[What is needed]
Return the listing in full. Keep every word as it stands.

[Task material]
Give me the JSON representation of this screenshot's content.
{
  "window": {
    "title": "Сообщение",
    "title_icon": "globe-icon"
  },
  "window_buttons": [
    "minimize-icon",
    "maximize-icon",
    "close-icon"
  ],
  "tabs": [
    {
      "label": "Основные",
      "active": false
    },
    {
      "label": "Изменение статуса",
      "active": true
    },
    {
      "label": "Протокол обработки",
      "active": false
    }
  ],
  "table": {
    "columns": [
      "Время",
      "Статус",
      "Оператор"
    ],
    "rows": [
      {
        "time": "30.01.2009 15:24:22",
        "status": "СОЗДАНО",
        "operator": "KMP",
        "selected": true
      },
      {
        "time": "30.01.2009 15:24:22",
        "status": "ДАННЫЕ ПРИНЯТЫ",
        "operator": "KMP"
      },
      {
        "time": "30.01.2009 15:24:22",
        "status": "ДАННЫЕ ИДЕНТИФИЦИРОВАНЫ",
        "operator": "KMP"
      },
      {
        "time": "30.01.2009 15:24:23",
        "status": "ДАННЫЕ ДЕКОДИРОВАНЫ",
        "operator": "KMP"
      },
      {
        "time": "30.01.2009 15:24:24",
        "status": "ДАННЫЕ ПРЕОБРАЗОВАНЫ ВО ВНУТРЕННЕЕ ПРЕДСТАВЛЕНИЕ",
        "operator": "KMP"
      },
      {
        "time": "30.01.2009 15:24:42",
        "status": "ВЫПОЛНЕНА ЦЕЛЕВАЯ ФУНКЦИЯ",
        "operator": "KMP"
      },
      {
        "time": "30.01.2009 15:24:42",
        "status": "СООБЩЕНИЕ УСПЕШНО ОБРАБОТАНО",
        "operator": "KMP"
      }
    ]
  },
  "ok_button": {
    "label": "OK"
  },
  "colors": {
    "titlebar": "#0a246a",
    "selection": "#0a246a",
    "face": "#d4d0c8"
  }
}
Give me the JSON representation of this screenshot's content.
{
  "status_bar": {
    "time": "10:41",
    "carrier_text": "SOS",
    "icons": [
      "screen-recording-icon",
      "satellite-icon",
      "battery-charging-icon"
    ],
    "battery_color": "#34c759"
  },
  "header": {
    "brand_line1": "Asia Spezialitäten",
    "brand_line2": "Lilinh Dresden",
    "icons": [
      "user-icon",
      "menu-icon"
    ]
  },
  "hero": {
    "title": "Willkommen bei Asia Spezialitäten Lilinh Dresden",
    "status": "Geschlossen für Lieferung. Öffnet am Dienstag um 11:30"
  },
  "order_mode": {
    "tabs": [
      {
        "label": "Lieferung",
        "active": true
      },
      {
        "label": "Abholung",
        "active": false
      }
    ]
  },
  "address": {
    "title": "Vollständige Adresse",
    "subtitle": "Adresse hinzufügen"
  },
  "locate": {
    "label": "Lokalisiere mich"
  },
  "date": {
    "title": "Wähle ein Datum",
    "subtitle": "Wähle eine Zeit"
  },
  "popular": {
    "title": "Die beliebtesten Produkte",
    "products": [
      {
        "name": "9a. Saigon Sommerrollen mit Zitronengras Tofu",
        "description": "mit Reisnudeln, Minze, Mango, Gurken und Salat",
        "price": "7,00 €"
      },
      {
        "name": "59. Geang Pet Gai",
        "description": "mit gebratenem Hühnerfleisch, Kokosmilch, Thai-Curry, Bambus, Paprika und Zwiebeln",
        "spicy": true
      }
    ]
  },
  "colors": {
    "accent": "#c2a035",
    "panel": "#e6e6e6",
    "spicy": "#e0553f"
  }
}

[Task response]
Give me the JSON representation of this screenshot's content.
{
  "window": {
    "title": "Сообщение",
    "title_icon": "globe-icon"
  },
  "window_buttons": [
    "minimize-icon",
    "maximize-icon",
    "close-icon"
  ],
  "tabs": [
    {
      "label": "Основные",
      "active": false
    },
    {
      "label": "Изменение статуса",
      "active": true
    },
    {
      "label": "Протокол обработки",
      "active": false
    }
  ],
  "table": {
    "columns": [
      "Время",
      "Статус",
      "Оператор"
    ],
    "rows": [
      {
        "time": "30.01.2009 15:24:22",
        "status": "СОЗДАНО",
        "operator": "KMP",
        "selected": true
      },
      {
        "time": "30.01.2009 15:24:22",
        "status": "ДАННЫЕ ПРИНЯТЫ",
        "operator": "KMP"
      },
      {
        "time": "30.01.2009 15:24:22",
        "status": "ДАННЫЕ ИДЕНТИФИЦИРОВАНЫ",
        "operator": "KMP"
      },
      {
        "time": "30.01.2009 15:24:23",
        "status": "ДАННЫЕ ДЕКОДИРОВАНЫ",
        "operator": "KMP"
      },
      {
        "time": "30.01.2009 15:24:24",
        "status": "ДАННЫЕ ПРЕОБРАЗОВАНЫ ВО ВНУТРЕННЕЕ ПРЕДСТАВЛЕНИЕ",
        "operator": "KMP"
      },
      {
        "time": "30.01.2009 15:24:42",
        "status": "ВЫПОЛНЕНА ЦЕЛЕВАЯ ФУНКЦИЯ",
        "operator": "KMP"
      },
      {
        "time": "30.01.2009 15:24:42",
        "status": "СООБЩЕНИЕ УСПЕШНО ОБРАБОТАНО",
        "operator": "KMP"
      }
    ]
  },
  "ok_button": {
    "label": "OK"
  },
  "colors": {
    "titlebar": "#0a246a",
    "selection": "#0a246a",
    "face": "#d4d0c8"
  }
}
Give me the JSON representation of this screenshot's content.
{
  "status_bar": {
    "time": "10:41",
    "carrier_text": "SOS",
    "icons": [
      "screen-recording-icon",
      "satellite-icon",
      "battery-charging-icon"
    ],
    "battery_color": "#34c759"
  },
  "header": {
    "brand_line1": "Asia Spezialitäten",
    "brand_line2": "Lilinh Dresden",
    "icons": [
      "user-icon",
      "menu-icon"
    ]
  },
  "hero": {
    "title": "Willkommen bei Asia Spezialitäten Lilinh Dresden",
    "status": "Geschlossen für Lieferung. Öffnet am Dienstag um 11:30"
  },
  "order_mode": {
    "tabs": [
      {
        "label": "Lieferung",
        "active": true
      },
      {
        "label": "Abholung",
        "active": false
      }
    ]
  },
  "address": {
    "title": "Vollständige Adresse",
    "subtitle": "Adresse hinzufügen"
  },
  "locate": {
    "label": "Lokalisiere mich"
  },
  "date": {
    "title": "Wähle ein Datum",
    "subtitle": "Wähle eine Zeit"
  },
  "popular": {
    "title": "Die beliebtesten Produkte",
    "products": [
      {
        "name": "9a. Saigon Sommerrollen mit Zitronengras Tofu",
        "description": "mit Reisnudeln, Minze, Mango, Gurken und Salat",
        "price": "7,00 €"
      },
      {
        "name": "59. Geang Pet Gai",
        "description": "mit gebratenem Hühnerfleisch, Kokosmilch, Thai-Curry, Bambus, Paprika und Zwiebeln",
        "spicy": true
      }
    ]
  },
  "colors": {
    "accent": "#c2a035",
    "panel": "#e6e6e6",
    "spicy": "#e0553f"
  }
}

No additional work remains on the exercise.